Lustig complained about the low government salary and talked about how expensive life in Paris had become.  Poisson realised Lustig was asking for a bribe. He reassured his suspicious wife with this point – who else but a genuine bureaucrat would ask for a bribe? By acting dishonest, Lustig automatically became the real deal.
To secure the deal Poisson gave Lustig several thousand francs.   Poisson got his hands on a ‘bill of ownership’ for the Tower and left the hotel dreaming of the profits he would make.

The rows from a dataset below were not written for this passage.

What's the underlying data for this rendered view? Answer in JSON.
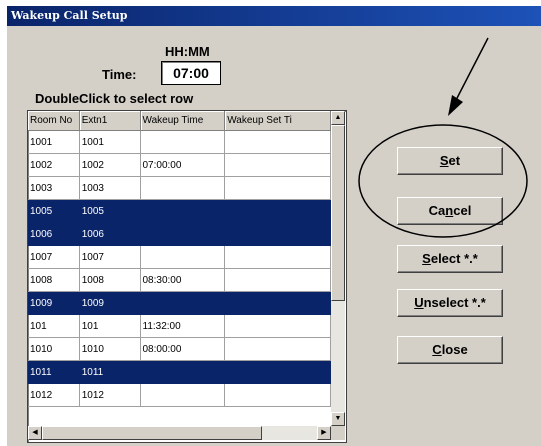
{
  "window": {
    "title": "Wakeup Call Setup"
  },
  "time": {
    "format_label": "HH:MM",
    "label": "Time:",
    "value": "07:00"
  },
  "grid": {
    "hint": "DoubleClick to select row",
    "columns": [
      "Room No",
      "Extn1",
      "Wakeup Time",
      "Wakeup Set Ti"
    ],
    "rows": [
      {
        "room": "1001",
        "extn": "1001",
        "time": "",
        "set": "",
        "selected": false
      },
      {
        "room": "1002",
        "extn": "1002",
        "time": "07:00:00",
        "set": "",
        "selected": false
      },
      {
        "room": "1003",
        "extn": "1003",
        "time": "",
        "set": "",
        "selected": false
      },
      {
        "room": "1005",
        "extn": "1005",
        "time": "",
        "set": "",
        "selected": true
      },
      {
        "room": "1006",
        "extn": "1006",
        "time": "",
        "set": "",
        "selected": true
      },
      {
        "room": "1007",
        "extn": "1007",
        "time": "",
        "set": "",
        "selected": false
      },
      {
        "room": "1008",
        "extn": "1008",
        "time": "08:30:00",
        "set": "",
        "selected": false
      },
      {
        "room": "1009",
        "extn": "1009",
        "time": "",
        "set": "",
        "selected": true
      },
      {
        "room": "101",
        "extn": "101",
        "time": "11:32:00",
        "set": "",
        "selected": false
      },
      {
        "room": "1010",
        "extn": "1010",
        "time": "08:00:00",
        "set": "",
        "selected": false
      },
      {
        "room": "1011",
        "extn": "1011",
        "time": "",
        "set": "",
        "selected": true
      },
      {
        "room": "1012",
        "extn": "1012",
        "time": "",
        "set": "",
        "selected": false
      }
    ]
  },
  "buttons": {
    "set": {
      "key": "S",
      "rest": "et"
    },
    "cancel": {
      "pre": "Ca",
      "key": "n",
      "rest": "cel"
    },
    "select_all": {
      "key": "S",
      "rest": "elect *.*"
    },
    "unselect_all": {
      "key": "U",
      "rest": "nselect *.*"
    },
    "close": {
      "key": "C",
      "rest": "lose"
    }
  },
  "colors": {
    "title_bar": "#0a246a",
    "selection": "#0a246a",
    "face": "#d4d0c8"
  }
}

Using the money Poisson had gave him, he lived a life of luxury in Austria for some time. He kept monitoring the French press but realised that Poisson would never reveal how he was conned. That would be too embarrassing for him. Realising he was not under investigation, Lustig returned to Paris.
And ran the same scam again. 
This time he was not so lucky. After being swindled out of USD 100,000, the second mark went to the police, forcing Lustig to leave Europe and head to America. 
Have you ever heard of scams or cons whilst on your travels? Tell us about it below!
 Smithsonian Magazine, The man who sold the Eiffel Tower. Twice, 2016
 Mental Floss, Smooth Operator – How Victor Lustig sold the Eiffel Tower, 2012
 Useless Information, King Con, (Retrieved 2017)
 Today I Found Out, The man who sold the Eiffel Tower, 2015
 Smithsonian Magazine, The smoothest con man that ever lived, 2012
 Greene, Robert, The 48 laws of power, 2000